Provided records:
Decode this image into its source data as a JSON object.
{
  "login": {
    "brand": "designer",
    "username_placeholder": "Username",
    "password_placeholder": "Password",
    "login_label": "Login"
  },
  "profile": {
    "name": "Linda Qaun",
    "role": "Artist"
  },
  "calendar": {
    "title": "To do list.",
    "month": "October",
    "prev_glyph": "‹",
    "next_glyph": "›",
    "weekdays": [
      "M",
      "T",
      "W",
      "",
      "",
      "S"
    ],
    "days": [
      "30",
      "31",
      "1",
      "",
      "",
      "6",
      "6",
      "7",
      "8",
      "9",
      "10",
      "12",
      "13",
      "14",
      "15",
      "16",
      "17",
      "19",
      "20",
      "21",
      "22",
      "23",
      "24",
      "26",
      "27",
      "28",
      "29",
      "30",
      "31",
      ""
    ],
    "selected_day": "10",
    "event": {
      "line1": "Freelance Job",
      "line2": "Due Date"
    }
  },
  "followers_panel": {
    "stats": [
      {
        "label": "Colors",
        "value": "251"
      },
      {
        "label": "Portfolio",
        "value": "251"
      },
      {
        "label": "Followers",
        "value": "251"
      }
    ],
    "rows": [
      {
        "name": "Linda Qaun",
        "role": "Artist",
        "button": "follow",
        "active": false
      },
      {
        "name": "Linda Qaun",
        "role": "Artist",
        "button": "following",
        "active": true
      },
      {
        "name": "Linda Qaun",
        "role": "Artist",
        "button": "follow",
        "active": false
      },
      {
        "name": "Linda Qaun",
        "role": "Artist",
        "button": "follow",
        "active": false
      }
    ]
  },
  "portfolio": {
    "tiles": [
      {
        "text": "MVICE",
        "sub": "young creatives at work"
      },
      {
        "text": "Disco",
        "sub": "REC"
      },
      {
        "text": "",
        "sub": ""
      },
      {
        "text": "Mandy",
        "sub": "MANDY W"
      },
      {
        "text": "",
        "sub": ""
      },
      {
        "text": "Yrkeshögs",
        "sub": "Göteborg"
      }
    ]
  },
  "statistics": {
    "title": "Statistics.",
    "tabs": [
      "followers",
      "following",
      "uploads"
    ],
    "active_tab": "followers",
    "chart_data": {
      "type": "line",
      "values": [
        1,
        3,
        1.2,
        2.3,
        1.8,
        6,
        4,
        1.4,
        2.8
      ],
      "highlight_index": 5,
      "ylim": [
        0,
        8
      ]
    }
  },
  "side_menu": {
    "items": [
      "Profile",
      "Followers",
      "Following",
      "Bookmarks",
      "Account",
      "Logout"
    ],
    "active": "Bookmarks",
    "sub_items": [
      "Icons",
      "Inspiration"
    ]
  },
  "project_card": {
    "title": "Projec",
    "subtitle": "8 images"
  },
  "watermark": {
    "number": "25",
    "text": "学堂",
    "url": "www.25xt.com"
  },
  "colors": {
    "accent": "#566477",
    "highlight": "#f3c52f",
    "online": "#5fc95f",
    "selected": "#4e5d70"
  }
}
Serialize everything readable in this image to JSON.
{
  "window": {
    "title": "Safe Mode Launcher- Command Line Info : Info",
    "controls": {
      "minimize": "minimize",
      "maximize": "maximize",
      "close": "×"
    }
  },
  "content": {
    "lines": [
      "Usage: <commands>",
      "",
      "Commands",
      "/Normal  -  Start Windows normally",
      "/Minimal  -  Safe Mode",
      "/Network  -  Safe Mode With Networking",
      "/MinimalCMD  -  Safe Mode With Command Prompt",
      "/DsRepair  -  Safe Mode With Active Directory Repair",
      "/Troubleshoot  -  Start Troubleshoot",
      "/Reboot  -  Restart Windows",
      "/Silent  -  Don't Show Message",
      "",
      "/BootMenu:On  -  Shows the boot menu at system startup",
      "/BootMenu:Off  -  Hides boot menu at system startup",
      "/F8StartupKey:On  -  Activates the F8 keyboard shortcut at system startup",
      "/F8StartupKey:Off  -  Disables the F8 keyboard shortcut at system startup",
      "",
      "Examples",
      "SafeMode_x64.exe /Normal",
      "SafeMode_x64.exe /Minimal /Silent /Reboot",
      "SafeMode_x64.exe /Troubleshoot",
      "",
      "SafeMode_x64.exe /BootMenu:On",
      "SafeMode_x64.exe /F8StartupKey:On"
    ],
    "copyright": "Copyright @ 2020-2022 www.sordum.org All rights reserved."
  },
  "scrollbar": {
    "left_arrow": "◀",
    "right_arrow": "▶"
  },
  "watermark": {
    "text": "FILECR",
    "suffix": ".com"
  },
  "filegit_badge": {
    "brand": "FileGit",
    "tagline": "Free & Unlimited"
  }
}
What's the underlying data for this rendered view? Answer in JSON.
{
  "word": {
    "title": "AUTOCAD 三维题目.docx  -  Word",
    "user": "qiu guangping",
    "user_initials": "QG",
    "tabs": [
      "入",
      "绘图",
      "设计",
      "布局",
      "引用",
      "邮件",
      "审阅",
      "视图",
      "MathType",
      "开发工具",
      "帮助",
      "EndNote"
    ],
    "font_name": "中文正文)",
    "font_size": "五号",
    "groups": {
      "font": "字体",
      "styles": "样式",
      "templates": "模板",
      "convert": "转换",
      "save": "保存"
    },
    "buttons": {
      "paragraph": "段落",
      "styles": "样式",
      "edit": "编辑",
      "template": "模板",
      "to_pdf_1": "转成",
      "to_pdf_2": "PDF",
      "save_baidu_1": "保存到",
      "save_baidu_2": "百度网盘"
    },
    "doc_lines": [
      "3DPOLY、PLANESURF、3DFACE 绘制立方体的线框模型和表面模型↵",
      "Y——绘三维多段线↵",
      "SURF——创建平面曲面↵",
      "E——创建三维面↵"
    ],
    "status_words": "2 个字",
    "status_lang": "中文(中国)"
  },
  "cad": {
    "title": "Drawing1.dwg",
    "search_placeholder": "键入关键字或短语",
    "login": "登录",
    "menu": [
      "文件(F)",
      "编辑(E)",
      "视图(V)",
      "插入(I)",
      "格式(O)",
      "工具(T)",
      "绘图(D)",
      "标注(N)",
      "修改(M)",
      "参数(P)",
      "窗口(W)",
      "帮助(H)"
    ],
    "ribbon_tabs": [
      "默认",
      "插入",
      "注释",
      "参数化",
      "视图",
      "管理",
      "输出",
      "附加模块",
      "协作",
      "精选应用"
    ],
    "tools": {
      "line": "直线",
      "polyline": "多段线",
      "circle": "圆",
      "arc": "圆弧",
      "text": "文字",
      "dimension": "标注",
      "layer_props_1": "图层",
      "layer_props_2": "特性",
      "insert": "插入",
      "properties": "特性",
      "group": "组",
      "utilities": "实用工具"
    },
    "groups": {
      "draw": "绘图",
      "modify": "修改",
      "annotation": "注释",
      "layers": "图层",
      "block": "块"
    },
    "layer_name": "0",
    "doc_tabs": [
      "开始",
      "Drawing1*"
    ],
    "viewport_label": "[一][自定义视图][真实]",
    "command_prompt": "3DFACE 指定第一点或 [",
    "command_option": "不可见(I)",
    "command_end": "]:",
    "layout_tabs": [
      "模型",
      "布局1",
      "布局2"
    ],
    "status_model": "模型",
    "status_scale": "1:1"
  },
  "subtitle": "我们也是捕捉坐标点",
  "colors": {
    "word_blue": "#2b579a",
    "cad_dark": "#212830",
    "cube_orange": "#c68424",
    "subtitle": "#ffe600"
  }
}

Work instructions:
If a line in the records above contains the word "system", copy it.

Response for this exercise:
      "/BootMenu:On  -  Shows the boot menu at system startup",
      "/BootMenu:Off  -  Hides boot menu at system startup",
      "/F8StartupKey:On  -  Activates the F8 keyboard shortcut at system startup",
      "/F8StartupKey:Off  -  Disables the F8 keyboard shortcut at system startup",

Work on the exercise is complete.